§ ACTION ITEM:
Below are the records; copy each line in which "dưới" can be found.

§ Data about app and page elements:
"""
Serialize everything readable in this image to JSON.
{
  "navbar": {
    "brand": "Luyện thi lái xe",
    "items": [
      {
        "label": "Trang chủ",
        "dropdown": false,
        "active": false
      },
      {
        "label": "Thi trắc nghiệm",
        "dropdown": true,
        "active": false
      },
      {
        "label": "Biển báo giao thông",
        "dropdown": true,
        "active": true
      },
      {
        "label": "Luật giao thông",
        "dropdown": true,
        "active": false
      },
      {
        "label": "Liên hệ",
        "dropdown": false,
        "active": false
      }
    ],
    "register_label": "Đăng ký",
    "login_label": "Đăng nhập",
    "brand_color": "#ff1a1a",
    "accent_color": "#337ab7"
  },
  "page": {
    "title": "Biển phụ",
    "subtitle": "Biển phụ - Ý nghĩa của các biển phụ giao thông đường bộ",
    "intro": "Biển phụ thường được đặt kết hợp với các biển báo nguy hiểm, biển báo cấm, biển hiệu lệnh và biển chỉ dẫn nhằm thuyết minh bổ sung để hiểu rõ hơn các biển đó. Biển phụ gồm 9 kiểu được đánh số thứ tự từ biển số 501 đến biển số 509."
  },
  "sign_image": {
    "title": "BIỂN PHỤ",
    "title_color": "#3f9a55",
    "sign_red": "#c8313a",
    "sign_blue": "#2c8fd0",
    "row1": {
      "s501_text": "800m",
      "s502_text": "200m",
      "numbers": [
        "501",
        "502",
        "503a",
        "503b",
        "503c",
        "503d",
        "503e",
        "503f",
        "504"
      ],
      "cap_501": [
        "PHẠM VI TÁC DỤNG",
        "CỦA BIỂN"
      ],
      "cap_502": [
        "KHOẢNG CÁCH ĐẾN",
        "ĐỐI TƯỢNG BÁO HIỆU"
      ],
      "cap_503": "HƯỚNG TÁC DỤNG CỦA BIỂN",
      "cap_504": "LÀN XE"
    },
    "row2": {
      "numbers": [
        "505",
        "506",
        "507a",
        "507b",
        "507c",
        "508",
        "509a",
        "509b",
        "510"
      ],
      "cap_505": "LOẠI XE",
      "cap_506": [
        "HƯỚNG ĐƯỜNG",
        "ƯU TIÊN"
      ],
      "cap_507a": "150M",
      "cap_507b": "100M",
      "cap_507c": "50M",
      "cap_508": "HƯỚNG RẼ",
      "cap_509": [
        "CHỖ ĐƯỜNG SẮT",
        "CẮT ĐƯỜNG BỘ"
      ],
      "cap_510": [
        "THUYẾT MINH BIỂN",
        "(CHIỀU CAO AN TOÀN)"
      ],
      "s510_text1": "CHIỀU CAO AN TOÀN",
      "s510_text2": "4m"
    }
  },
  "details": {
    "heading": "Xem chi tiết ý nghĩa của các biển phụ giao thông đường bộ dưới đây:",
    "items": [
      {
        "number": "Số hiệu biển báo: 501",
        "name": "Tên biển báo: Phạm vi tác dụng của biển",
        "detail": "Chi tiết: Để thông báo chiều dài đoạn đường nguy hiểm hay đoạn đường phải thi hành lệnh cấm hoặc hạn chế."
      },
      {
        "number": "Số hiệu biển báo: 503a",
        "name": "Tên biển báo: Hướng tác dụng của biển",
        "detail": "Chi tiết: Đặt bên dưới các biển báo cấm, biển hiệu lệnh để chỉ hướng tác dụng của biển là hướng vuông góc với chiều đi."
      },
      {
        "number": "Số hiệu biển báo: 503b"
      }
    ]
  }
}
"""
§ OUTPUT OF THE EXERCISE:
    "heading": "Xem chi tiết ý nghĩa của các biển phụ giao thông đường bộ dưới đây:",
        "detail": "Chi tiết: Đặt bên dưới các biển báo cấm, biển hiệu lệnh để chỉ hướng tác dụng của biển là hướng vuông góc với chiều đi."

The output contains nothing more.